#### Work request:
Please produce a character-exact copy of the listing that follows, omitting all images.

#### Recorded data:

========

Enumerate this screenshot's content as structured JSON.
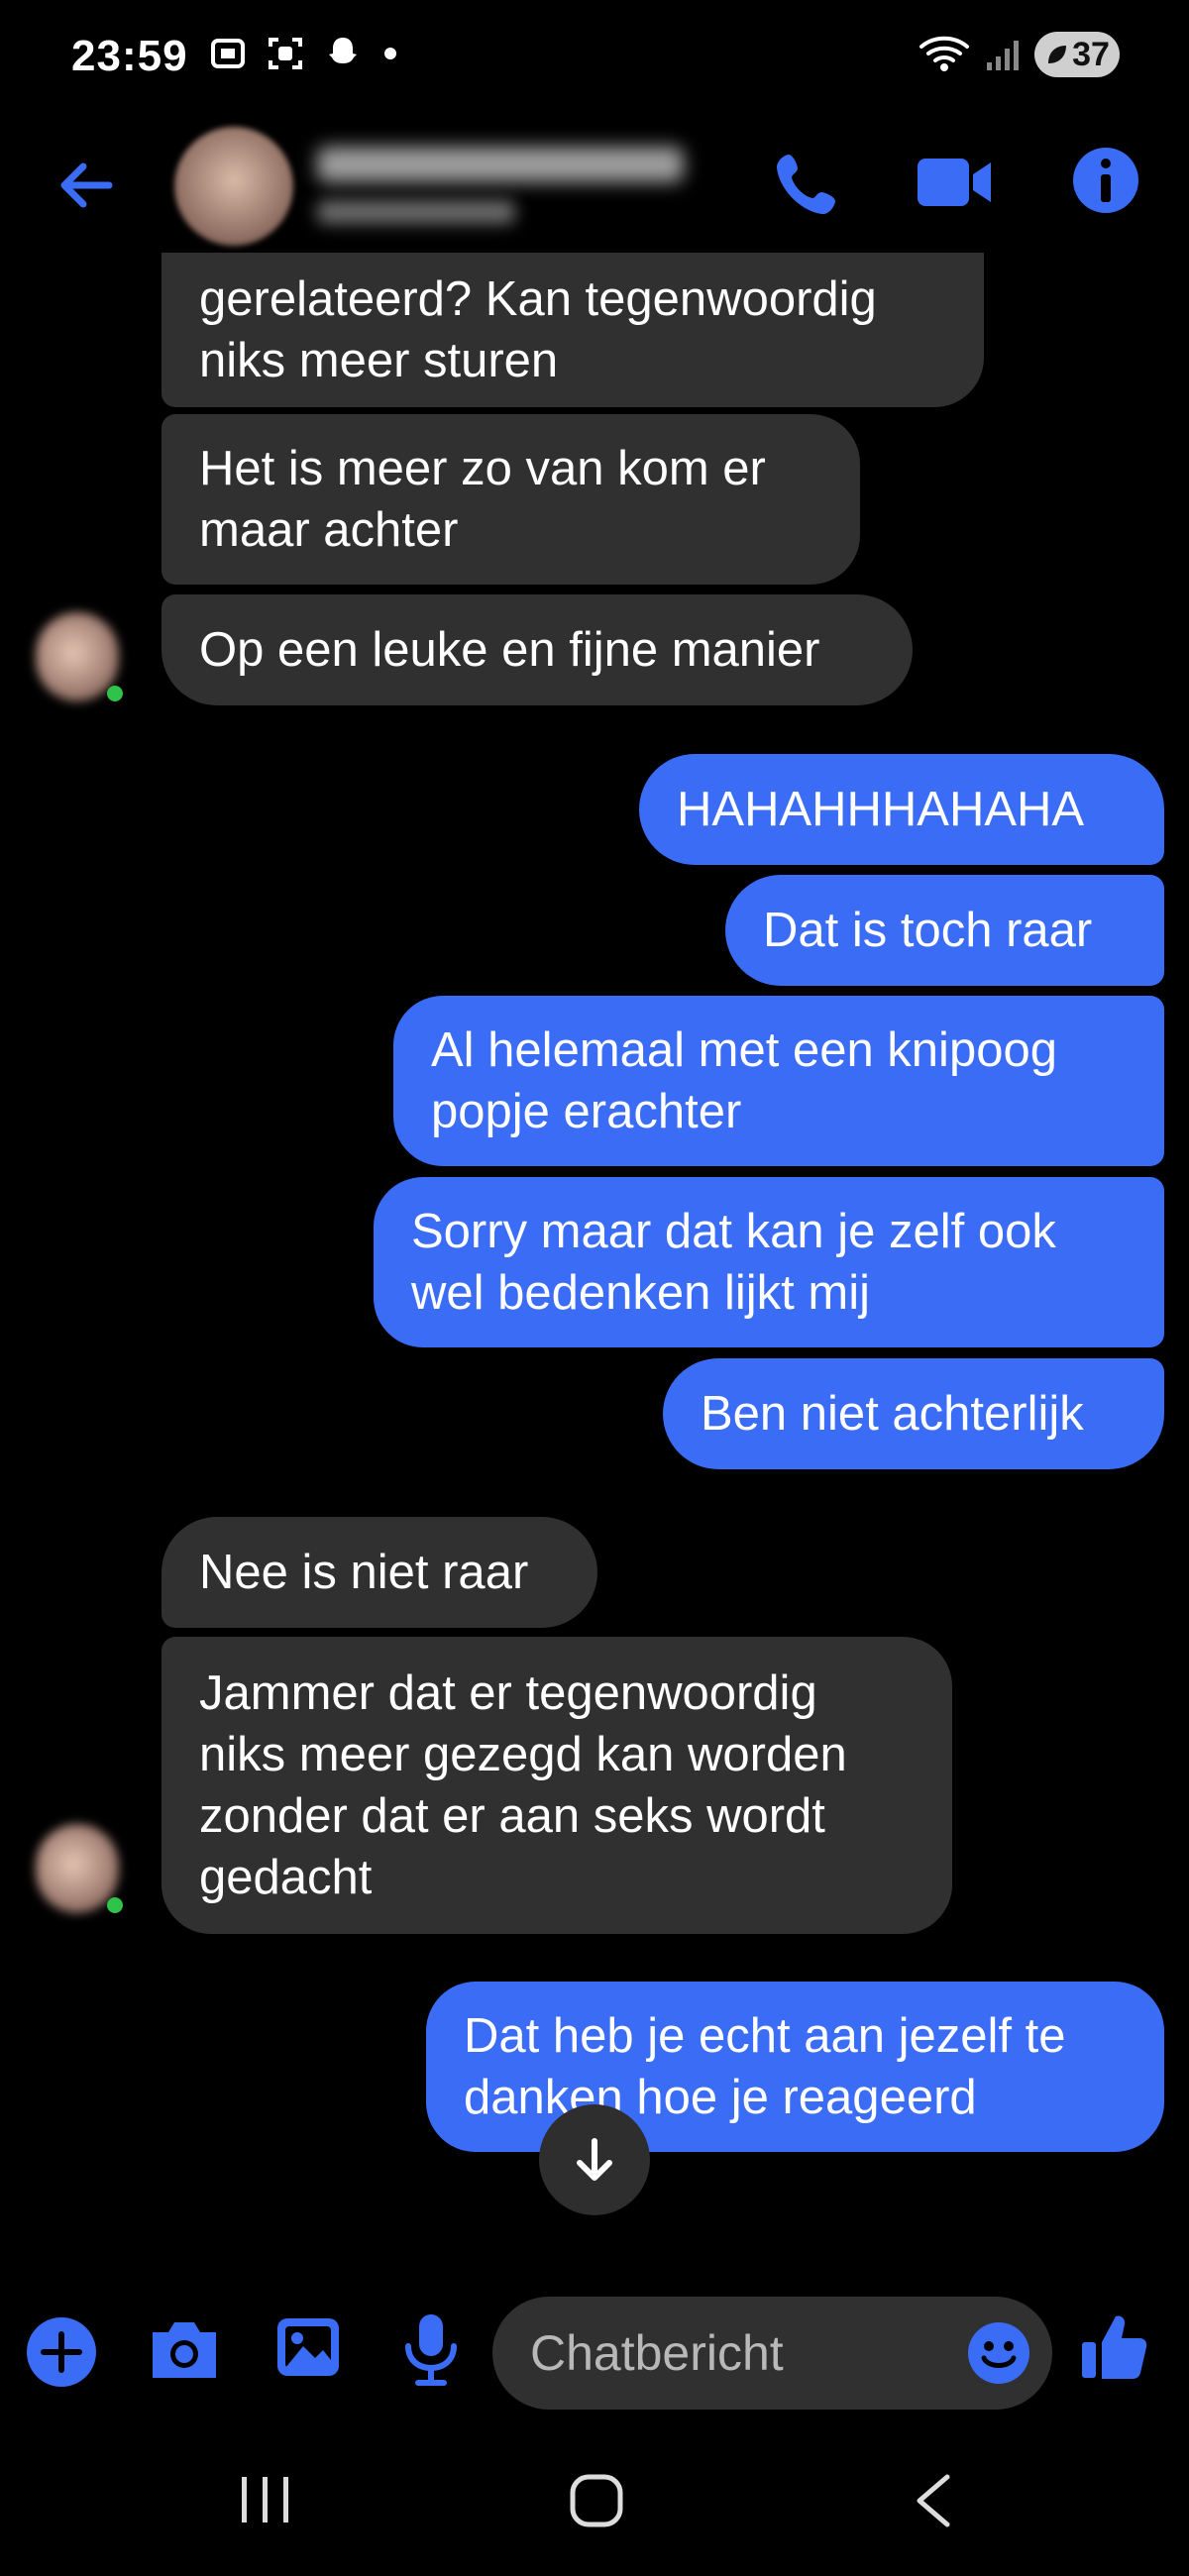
{
  "status_bar": {
    "time": "23:59",
    "battery": "37"
  },
  "chat_input": {
    "placeholder": "Chatbericht"
  },
  "messages": [
    {
      "side": "in",
      "text": "gerelateerd? Kan tegenwoordig\nniks meer sturen"
    },
    {
      "side": "in",
      "text": "Het is meer zo van kom er\nmaar achter"
    },
    {
      "side": "in",
      "text": "Op een leuke en fijne manier"
    },
    {
      "side": "out",
      "text": "HAHAHHHAHAHA"
    },
    {
      "side": "out",
      "text": "Dat is toch raar"
    },
    {
      "side": "out",
      "text": "Al helemaal met een knipoog\npopje erachter"
    },
    {
      "side": "out",
      "text": "Sorry maar dat kan je zelf ook\nwel bedenken lijkt mij"
    },
    {
      "side": "out",
      "text": "Ben niet achterlijk"
    },
    {
      "side": "in",
      "text": "Nee is niet raar"
    },
    {
      "side": "in",
      "text": "Jammer dat er tegenwoordig\nniks meer gezegd kan worden\nzonder dat er aan seks wordt\ngedacht"
    },
    {
      "side": "out",
      "text": "Dat heb je echt aan jezelf te\ndanken hoe je reageerd"
    }
  ],
  "colors": {
    "accent": "#3a6cf6",
    "incoming_bubble": "#303030",
    "background": "#000000",
    "online": "#2fc34b"
  },
  "icons": [
    "back-arrow-icon",
    "phone-icon",
    "video-camera-icon",
    "info-icon",
    "plus-icon",
    "camera-icon",
    "image-icon",
    "microphone-icon",
    "emoji-icon",
    "thumbs-up-icon",
    "arrow-down-icon"
  ]
}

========

#### Result:
Enumerate this screenshot's content as structured JSON.
{
  "status_bar": {
    "time": "23:59",
    "battery": "37"
  },
  "chat_input": {
    "placeholder": "Chatbericht"
  },
  "messages": [
    {
      "side": "in",
      "text": "gerelateerd? Kan tegenwoordig\nniks meer sturen"
    },
    {
      "side": "in",
      "text": "Het is meer zo van kom er\nmaar achter"
    },
    {
      "side": "in",
      "text": "Op een leuke en fijne manier"
    },
    {
      "side": "out",
      "text": "HAHAHHHAHAHA"
    },
    {
      "side": "out",
      "text": "Dat is toch raar"
    },
    {
      "side": "out",
      "text": "Al helemaal met een knipoog\npopje erachter"
    },
    {
      "side": "out",
      "text": "Sorry maar dat kan je zelf ook\nwel bedenken lijkt mij"
    },
    {
      "side": "out",
      "text": "Ben niet achterlijk"
    },
    {
      "side": "in",
      "text": "Nee is niet raar"
    },
    {
      "side": "in",
      "text": "Jammer dat er tegenwoordig\nniks meer gezegd kan worden\nzonder dat er aan seks wordt\ngedacht"
    },
    {
      "side": "out",
      "text": "Dat heb je echt aan jezelf te\ndanken hoe je reageerd"
    }
  ],
  "colors": {
    "accent": "#3a6cf6",
    "incoming_bubble": "#303030",
    "background": "#000000",
    "online": "#2fc34b"
  },
  "icons": [
    "back-arrow-icon",
    "phone-icon",
    "video-camera-icon",
    "info-icon",
    "plus-icon",
    "camera-icon",
    "image-icon",
    "microphone-icon",
    "emoji-icon",
    "thumbs-up-icon",
    "arrow-down-icon"
  ]
}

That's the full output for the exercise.